**Exercise:** Write down the listing again exactly as it appears below, without its pictures.
### Information supplied ###
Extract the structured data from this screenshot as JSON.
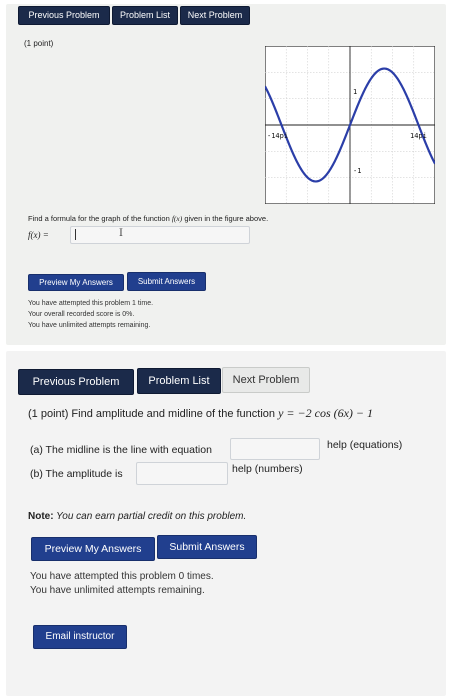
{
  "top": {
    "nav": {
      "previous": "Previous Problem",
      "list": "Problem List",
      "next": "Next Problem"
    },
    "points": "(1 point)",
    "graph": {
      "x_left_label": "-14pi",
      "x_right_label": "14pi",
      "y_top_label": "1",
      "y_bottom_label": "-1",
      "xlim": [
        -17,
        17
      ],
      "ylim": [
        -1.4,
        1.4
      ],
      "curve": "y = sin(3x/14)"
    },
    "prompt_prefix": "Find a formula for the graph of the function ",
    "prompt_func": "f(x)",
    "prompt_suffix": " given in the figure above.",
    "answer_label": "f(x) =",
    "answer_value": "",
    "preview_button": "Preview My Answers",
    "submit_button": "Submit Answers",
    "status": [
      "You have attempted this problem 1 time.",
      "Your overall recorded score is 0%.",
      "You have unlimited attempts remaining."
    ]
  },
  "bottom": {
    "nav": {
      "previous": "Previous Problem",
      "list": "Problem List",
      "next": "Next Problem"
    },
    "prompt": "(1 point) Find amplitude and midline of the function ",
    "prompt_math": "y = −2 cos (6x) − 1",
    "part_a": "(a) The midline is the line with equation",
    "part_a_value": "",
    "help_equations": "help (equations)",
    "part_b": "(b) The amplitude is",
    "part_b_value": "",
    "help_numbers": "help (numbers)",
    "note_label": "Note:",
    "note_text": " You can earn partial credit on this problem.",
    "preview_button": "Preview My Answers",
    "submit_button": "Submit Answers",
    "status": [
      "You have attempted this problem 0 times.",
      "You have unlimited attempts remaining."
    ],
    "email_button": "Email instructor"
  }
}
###
**Task answer:**
Extract the structured data from this screenshot as JSON.
{
  "top": {
    "nav": {
      "previous": "Previous Problem",
      "list": "Problem List",
      "next": "Next Problem"
    },
    "points": "(1 point)",
    "graph": {
      "x_left_label": "-14pi",
      "x_right_label": "14pi",
      "y_top_label": "1",
      "y_bottom_label": "-1",
      "xlim": [
        -17,
        17
      ],
      "ylim": [
        -1.4,
        1.4
      ],
      "curve": "y = sin(3x/14)"
    },
    "prompt_prefix": "Find a formula for the graph of the function ",
    "prompt_func": "f(x)",
    "prompt_suffix": " given in the figure above.",
    "answer_label": "f(x) =",
    "answer_value": "",
    "preview_button": "Preview My Answers",
    "submit_button": "Submit Answers",
    "status": [
      "You have attempted this problem 1 time.",
      "Your overall recorded score is 0%.",
      "You have unlimited attempts remaining."
    ]
  },
  "bottom": {
    "nav": {
      "previous": "Previous Problem",
      "list": "Problem List",
      "next": "Next Problem"
    },
    "prompt": "(1 point) Find amplitude and midline of the function ",
    "prompt_math": "y = −2 cos (6x) − 1",
    "part_a": "(a) The midline is the line with equation",
    "part_a_value": "",
    "help_equations": "help (equations)",
    "part_b": "(b) The amplitude is",
    "part_b_value": "",
    "help_numbers": "help (numbers)",
    "note_label": "Note:",
    "note_text": " You can earn partial credit on this problem.",
    "preview_button": "Preview My Answers",
    "submit_button": "Submit Answers",
    "status": [
      "You have attempted this problem 0 times.",
      "You have unlimited attempts remaining."
    ],
    "email_button": "Email instructor"
  }
}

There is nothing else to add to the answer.